Aim of the exercise | Count how many lines of the material contain the string "data", then give that number and nothing more.
(The input Opens)
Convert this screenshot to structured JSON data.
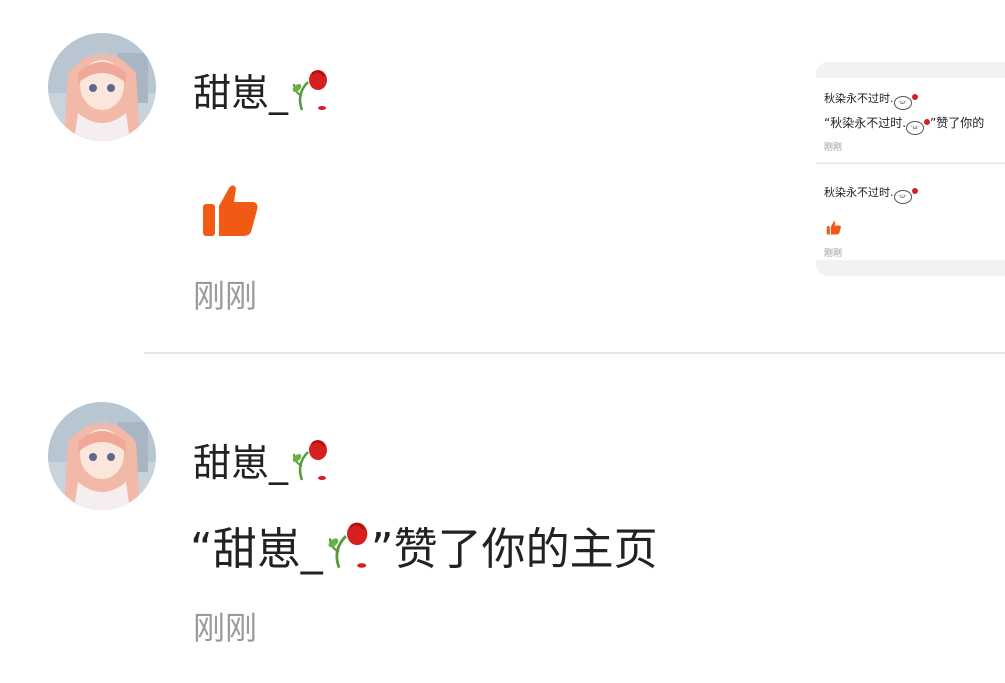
{
  "notifications": [
    {
      "user": "甜崽_",
      "action_icon": "thumbs-up-icon",
      "time": "刚刚"
    },
    {
      "user": "甜崽_",
      "message_prefix": "“甜崽_",
      "message_suffix": "”赞了你的主页",
      "time": "刚刚"
    }
  ],
  "preview": {
    "items": [
      {
        "name": "秋染永不过时.",
        "message_prefix": "“秋染永不过时.",
        "message_suffix": "”赞了你的",
        "time": "刚刚"
      },
      {
        "name": "秋染永不过时.",
        "action_icon": "thumbs-up-icon",
        "time": "刚刚"
      }
    ]
  },
  "colors": {
    "accent_orange": "#f05a14",
    "rose_red": "#d62020",
    "stem_green": "#5a9a3a",
    "time_gray": "#9a9a9a",
    "divider": "#e6e6e6"
  }
}
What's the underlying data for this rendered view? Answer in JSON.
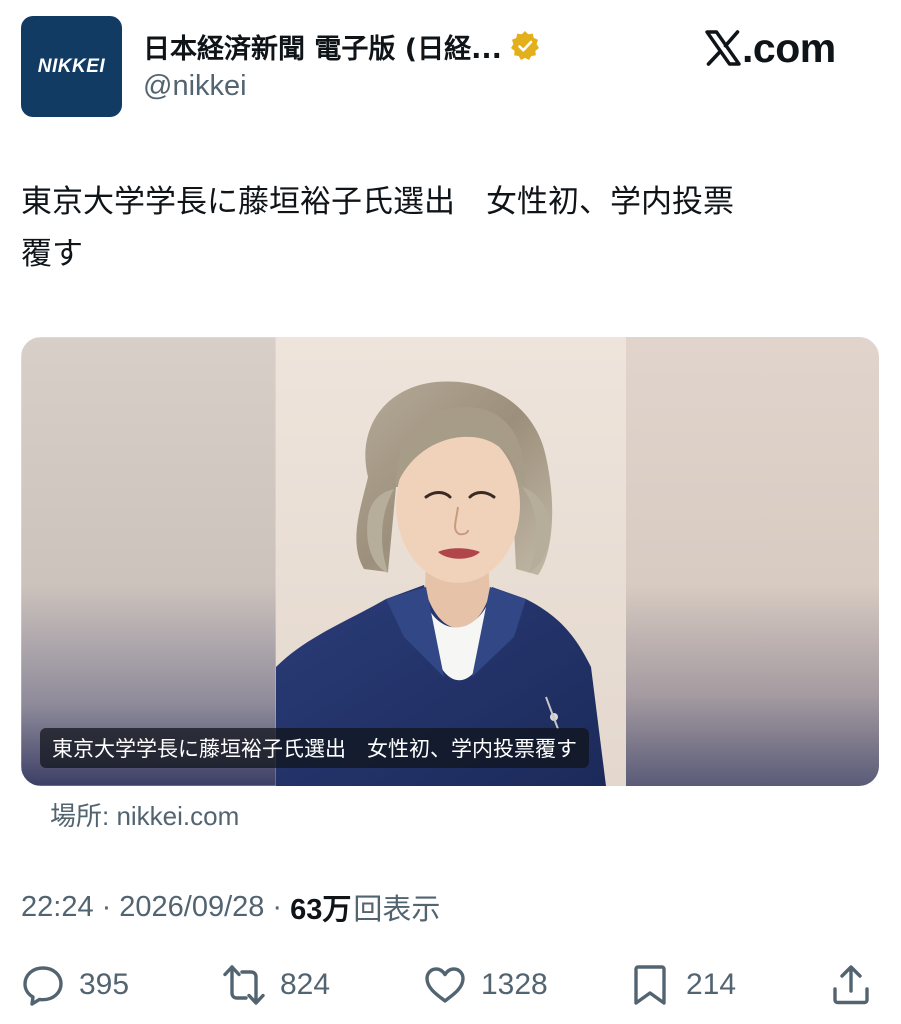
{
  "colors": {
    "brand_navy": "#123b63",
    "verified_gold": "#e3b01b",
    "text_primary": "#0f1419",
    "text_secondary": "#536471"
  },
  "account": {
    "avatar_text": "NIKKEI",
    "display_name": "日本経済新聞 電子版 (日経...",
    "verified_icon": "gold-verified-badge-icon",
    "handle": "@nikkei"
  },
  "site_logo": {
    "icon": "x-logo-icon",
    "domain": ".com"
  },
  "tweet": {
    "text": "東京大学学長に藤垣裕子氏選出　女性初、学内投票\n覆す"
  },
  "card": {
    "caption": "東京大学学長に藤垣裕子氏選出　女性初、学内投票覆す",
    "source_label": "場所: nikkei.com"
  },
  "meta": {
    "time": "22:24",
    "separator": "·",
    "date": "2026/09/28",
    "views_count": "63万",
    "views_label": "回表示"
  },
  "actions": {
    "reply": {
      "icon": "reply-icon",
      "count": "395"
    },
    "repost": {
      "icon": "repost-icon",
      "count": "824"
    },
    "like": {
      "icon": "heart-icon",
      "count": "1328"
    },
    "bookmark": {
      "icon": "bookmark-icon",
      "count": "214"
    },
    "share": {
      "icon": "share-icon"
    }
  }
}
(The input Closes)
Exercise response | 2